Tool predicts drug combinations that impair birth control

Researchers have developed a computer model that identifies drug combinations that could reduce contraceptive effectiveness.

Many contraceptive users may not realize that taking additional medications can reduce the effectiveness of birth control, resulting in an unintended pregnancy.

in the magazine Clinical pharmacology and therapeuticsIn the study, the researchers describe how they developed a computer model and validated the results in real-world data to compare hormonal contraceptive products when taken alone or with other drugs.

The model will help regulators, as well as the pharmaceutical industry, assess best and worst case scenarios Hormonal contraceptives With new drug candidates.

There is an urgent public health need to understand how drug interactions play out unplanned pregnancyStefan Schmidt, professor at the University of Florida College of Pharmacy and director of the Center for Pharmaceutical Measurements and Systems of Pharmacy says. “We have more than 300 million women worldwide who are exposed to these drug interactions, and evidence suggests that the failure rate is as high as 50% in low- and middle-income countries.”

Contraceptive failure rates are lower in the United States than in sub-Saharan Africa and countries where prevalent diseases, such as HIV and tuberculosis, require multiple medications. Women who take these drugs are at risk of unintended pregnancy because the HIV and TB drugs stimulate CYP3A4, an enzyme that helps release the progestins found in hormonal contraceptives into the bloodstream.

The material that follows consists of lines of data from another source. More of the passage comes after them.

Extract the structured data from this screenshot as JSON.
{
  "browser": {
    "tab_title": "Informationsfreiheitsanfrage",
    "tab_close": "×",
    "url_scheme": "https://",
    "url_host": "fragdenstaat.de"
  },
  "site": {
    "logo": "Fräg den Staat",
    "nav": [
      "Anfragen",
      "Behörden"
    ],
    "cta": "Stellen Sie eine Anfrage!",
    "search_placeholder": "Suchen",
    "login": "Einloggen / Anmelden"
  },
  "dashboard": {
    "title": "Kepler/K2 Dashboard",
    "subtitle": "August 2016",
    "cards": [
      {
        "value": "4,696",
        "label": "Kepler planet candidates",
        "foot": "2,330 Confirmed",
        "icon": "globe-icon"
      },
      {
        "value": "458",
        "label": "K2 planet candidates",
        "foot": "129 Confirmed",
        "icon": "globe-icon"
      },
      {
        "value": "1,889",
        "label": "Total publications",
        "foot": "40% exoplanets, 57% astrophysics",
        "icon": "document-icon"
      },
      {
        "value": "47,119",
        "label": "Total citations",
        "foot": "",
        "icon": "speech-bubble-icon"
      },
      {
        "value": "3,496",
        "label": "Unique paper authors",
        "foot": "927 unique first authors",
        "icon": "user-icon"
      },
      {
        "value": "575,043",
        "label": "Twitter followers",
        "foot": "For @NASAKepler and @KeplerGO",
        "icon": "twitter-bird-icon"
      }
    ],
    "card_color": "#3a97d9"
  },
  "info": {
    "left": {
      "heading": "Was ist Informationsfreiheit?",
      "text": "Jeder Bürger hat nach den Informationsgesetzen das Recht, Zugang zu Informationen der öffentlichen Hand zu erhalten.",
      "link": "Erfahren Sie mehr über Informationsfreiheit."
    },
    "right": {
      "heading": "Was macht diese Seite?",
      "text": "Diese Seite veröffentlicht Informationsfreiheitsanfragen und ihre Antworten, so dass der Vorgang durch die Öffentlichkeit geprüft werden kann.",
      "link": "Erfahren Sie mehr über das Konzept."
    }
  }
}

“It’s the scenario in which one drug can change the speed at which the body gets rid of the other drug,” Schmidt says. “If drug concentration levels drop faster than intended, birth control medications are at an increased risk of being ineffective at preventing pregnancy.”

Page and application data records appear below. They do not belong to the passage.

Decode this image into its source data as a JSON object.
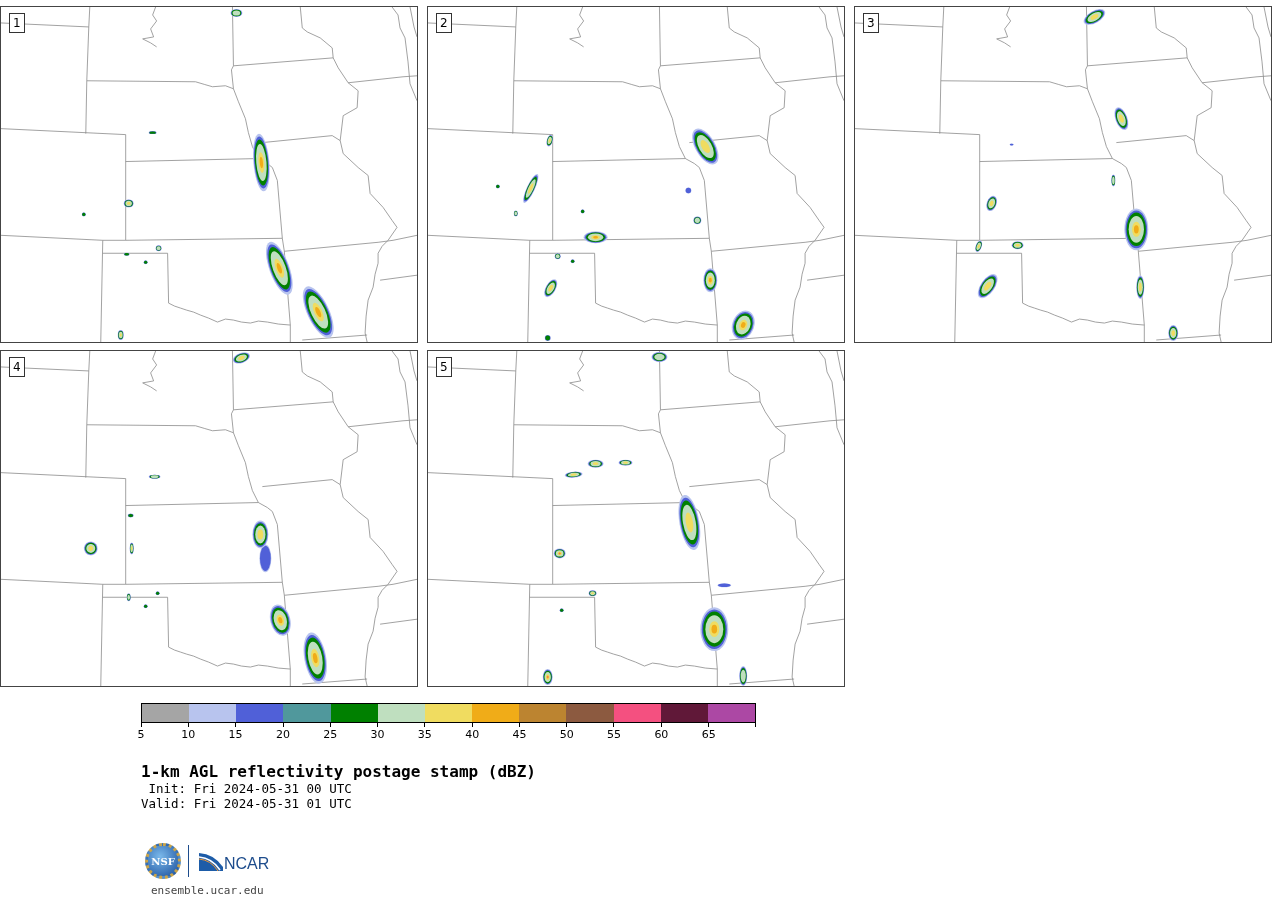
{
  "panels": [
    {
      "label": "1"
    },
    {
      "label": "2"
    },
    {
      "label": "3"
    },
    {
      "label": "4"
    },
    {
      "label": "5"
    }
  ],
  "colorbar": {
    "segments": [
      {
        "color": "#a5a5a5"
      },
      {
        "color": "#b8c4ee"
      },
      {
        "color": "#5060d8"
      },
      {
        "color": "#50989c"
      },
      {
        "color": "#008000"
      },
      {
        "color": "#bfdfbf"
      },
      {
        "color": "#f0dc60"
      },
      {
        "color": "#f0ac18"
      },
      {
        "color": "#bc8430"
      },
      {
        "color": "#8c5a40"
      },
      {
        "color": "#f45080"
      },
      {
        "color": "#601838"
      },
      {
        "color": "#ac48a4"
      }
    ],
    "ticks": [
      "5",
      "10",
      "15",
      "20",
      "25",
      "30",
      "35",
      "40",
      "45",
      "50",
      "55",
      "60",
      "65"
    ]
  },
  "title": "1-km AGL reflectivity postage stamp (dBZ)",
  "init": "Init: Fri 2024-05-31 00 UTC",
  "valid": "Valid: Fri 2024-05-31 01 UTC",
  "logos": {
    "nsf": "NSF",
    "ncar": "NCAR"
  },
  "website": "ensemble.ucar.edu"
}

Researchers examined several hormonal contraceptives – designed with different ingredients – to determine the risks of drug interactions causing unplanned pregnancies. In the best case scenario, they find that oral hormonal contraceptives are 100% effective, however, this rate of effectiveness can be diminished by various factors without the use of secondary protection.

The upper and lower limits were generated using a computer-aided modeling approach called pharmacokinetic arcs. The researchers developed the model to simulate and evaluate drug interactions that may not be studied frequently in the real world. Using real-world data, researchers compared the rate of unwanted pregnancy among women using different hormonal contraceptives who experienced drug interactions.

“Our main goal was to provide a development framework for drug regulators and the pharmaceutical industry to use when evaluating and developing new drug products,” said Brian Sekal, assistant professor of pharmacology at the University of Florida College of Pharmacy and co-lead author of the study with Amir Sarayani and Lais da Silva.

“Defined thresholds for hormonal contraceptives will aid the development of new formulations to improve drug access and use in low- and middle-income countries.”

This research supports ongoing global drug development and regulatory evaluation efforts led by the departments of Pharmacy, Pharmaceutical Outcomes, and Policy at the university’s College of Pharmacy and with support from the Bill & Melinda Gates Foundation. In addition, Bayer has served as an industrial collaborator on research efforts, directed modeling, and clinical pharmacology for its compounds.

source: University of Florida